(Source data)
______
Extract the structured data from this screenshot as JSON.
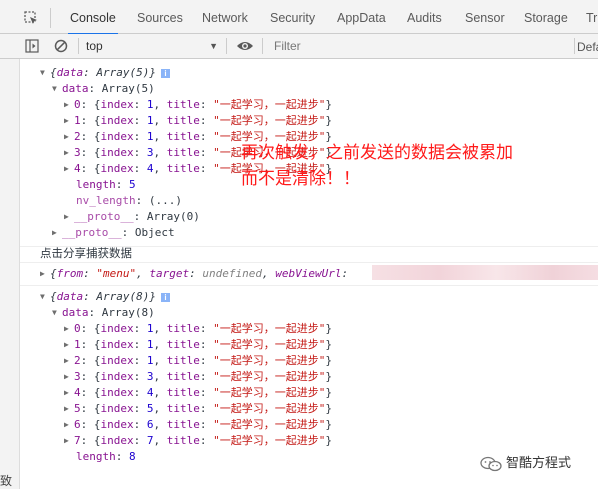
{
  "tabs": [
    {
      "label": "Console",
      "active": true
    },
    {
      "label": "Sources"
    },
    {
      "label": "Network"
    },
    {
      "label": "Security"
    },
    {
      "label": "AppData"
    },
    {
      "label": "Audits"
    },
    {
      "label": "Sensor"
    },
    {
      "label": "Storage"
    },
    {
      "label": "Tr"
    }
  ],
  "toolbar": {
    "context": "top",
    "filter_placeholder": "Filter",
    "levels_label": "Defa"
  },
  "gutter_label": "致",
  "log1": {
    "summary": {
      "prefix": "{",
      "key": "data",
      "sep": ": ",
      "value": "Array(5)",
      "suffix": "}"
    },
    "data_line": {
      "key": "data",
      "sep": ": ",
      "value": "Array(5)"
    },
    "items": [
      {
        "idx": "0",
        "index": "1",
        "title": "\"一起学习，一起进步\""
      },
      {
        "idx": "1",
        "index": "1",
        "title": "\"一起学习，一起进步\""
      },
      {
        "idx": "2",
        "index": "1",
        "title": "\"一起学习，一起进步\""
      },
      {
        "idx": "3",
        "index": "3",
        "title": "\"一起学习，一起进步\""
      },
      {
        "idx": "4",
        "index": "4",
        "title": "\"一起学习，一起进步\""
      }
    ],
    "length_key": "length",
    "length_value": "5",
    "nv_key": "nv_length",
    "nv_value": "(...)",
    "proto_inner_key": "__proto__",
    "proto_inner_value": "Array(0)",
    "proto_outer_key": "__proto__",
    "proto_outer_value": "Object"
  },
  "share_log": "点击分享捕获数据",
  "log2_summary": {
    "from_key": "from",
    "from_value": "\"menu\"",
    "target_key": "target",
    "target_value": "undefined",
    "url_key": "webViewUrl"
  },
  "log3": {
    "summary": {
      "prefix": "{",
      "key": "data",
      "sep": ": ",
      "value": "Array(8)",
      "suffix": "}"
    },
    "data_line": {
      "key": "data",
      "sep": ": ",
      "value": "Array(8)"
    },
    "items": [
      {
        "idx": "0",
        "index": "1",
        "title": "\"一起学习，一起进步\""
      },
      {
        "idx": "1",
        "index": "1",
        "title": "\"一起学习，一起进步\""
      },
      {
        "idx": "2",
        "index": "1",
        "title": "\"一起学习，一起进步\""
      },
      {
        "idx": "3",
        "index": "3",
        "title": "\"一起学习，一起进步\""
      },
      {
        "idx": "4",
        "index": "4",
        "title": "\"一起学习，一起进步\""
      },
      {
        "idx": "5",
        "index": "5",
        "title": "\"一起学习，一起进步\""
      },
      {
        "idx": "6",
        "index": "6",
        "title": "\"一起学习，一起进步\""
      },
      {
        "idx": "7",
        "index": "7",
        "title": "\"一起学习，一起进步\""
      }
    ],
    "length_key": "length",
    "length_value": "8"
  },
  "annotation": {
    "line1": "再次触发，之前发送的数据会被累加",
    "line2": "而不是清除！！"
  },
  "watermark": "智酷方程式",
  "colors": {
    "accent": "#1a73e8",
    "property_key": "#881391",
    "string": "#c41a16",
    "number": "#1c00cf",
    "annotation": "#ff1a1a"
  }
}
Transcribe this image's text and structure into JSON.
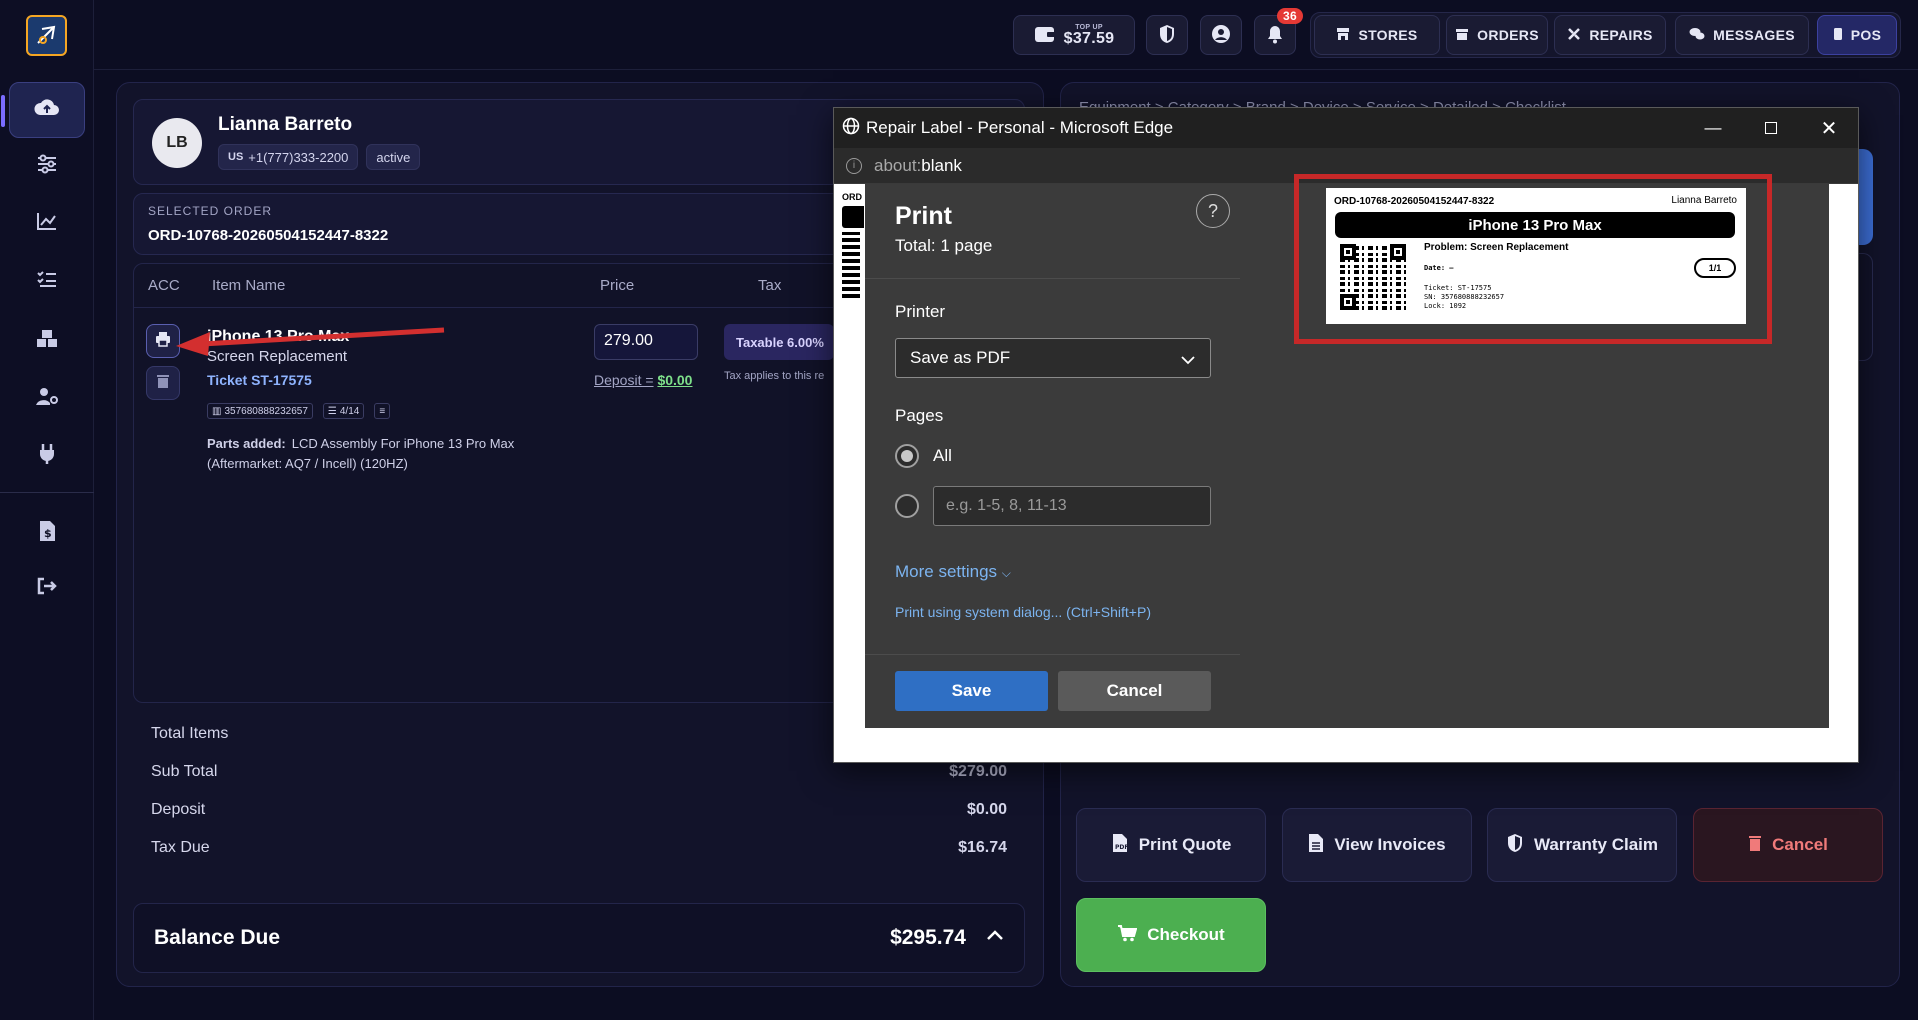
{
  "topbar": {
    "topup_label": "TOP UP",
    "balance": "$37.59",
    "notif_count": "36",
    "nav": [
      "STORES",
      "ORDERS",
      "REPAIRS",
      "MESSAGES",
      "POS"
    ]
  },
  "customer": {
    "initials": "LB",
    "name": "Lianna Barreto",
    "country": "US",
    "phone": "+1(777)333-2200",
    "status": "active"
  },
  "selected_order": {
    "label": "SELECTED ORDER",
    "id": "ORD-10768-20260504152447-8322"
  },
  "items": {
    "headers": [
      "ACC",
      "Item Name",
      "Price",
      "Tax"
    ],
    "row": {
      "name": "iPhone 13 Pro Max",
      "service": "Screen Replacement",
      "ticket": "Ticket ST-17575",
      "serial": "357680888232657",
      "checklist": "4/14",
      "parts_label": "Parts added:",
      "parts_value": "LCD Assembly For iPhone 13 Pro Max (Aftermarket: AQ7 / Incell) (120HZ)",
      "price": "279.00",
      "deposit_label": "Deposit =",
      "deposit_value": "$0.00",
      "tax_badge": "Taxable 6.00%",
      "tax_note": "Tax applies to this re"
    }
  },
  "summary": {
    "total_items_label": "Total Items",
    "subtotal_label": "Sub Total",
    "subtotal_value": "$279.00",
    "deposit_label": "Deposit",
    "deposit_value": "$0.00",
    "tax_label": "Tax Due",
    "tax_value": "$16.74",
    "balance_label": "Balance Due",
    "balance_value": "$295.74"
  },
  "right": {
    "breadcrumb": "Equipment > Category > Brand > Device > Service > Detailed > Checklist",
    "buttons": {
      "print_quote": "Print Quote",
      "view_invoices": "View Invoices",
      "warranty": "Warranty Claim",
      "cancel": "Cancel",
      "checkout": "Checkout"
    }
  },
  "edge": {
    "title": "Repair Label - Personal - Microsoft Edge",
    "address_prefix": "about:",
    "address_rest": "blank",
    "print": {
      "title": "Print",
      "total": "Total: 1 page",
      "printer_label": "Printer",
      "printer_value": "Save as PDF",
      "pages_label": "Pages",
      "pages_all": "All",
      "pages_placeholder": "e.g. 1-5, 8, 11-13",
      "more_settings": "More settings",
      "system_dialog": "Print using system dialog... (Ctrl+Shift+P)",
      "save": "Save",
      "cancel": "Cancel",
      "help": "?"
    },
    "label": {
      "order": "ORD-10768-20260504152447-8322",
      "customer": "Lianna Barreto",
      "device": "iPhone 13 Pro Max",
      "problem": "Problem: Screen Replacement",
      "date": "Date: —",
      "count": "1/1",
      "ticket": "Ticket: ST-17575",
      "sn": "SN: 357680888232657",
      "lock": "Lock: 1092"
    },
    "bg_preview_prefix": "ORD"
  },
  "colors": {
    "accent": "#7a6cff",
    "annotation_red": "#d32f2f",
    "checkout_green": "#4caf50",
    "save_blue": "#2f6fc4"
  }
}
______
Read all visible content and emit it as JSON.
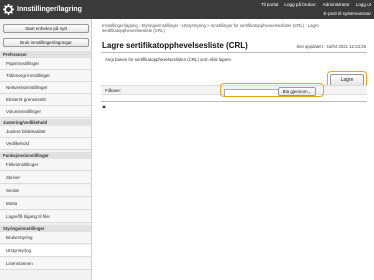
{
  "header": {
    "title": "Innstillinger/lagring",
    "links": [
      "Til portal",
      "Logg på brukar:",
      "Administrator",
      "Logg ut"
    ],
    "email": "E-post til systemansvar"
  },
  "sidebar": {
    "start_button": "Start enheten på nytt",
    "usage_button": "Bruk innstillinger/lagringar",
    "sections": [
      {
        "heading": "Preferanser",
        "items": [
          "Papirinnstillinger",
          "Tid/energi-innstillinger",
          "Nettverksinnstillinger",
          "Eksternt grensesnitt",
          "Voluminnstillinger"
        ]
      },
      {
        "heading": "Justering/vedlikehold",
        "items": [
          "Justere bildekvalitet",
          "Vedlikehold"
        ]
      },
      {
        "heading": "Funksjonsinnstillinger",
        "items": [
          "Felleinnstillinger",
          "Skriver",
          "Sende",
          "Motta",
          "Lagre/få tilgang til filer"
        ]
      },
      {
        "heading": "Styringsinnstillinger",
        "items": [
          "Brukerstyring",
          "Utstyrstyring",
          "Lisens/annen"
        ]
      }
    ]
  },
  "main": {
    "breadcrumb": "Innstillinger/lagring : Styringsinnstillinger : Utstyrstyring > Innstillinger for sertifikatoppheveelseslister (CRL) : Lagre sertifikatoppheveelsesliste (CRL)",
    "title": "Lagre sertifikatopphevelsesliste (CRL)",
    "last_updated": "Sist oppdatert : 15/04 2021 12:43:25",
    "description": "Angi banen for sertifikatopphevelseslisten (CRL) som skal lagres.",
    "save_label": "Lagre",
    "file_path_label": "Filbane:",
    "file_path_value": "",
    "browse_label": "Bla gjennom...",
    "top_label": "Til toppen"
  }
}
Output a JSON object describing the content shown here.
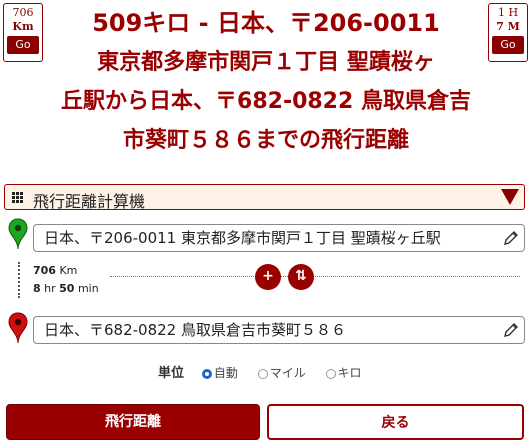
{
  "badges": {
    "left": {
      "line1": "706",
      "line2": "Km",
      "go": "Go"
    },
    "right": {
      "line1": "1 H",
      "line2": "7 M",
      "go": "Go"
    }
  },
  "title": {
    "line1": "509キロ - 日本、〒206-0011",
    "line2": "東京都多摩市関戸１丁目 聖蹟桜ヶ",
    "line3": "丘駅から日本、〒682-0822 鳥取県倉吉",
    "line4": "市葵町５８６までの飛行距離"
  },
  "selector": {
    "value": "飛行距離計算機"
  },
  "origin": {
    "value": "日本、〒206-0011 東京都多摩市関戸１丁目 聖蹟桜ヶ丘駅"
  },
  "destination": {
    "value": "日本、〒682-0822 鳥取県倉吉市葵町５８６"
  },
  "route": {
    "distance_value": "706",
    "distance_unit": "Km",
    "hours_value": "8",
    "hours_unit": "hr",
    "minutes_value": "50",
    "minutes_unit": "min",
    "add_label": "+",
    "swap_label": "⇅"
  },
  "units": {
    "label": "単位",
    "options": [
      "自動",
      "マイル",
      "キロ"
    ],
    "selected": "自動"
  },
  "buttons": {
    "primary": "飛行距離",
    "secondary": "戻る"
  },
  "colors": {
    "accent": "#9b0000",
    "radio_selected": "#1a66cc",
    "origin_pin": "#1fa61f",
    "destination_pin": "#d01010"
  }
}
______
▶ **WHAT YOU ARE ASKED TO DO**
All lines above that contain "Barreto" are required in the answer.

▶ **ANSWER FOR THE TASK**
    "name": "Lianna Barreto",
      "customer": "Lianna Barreto",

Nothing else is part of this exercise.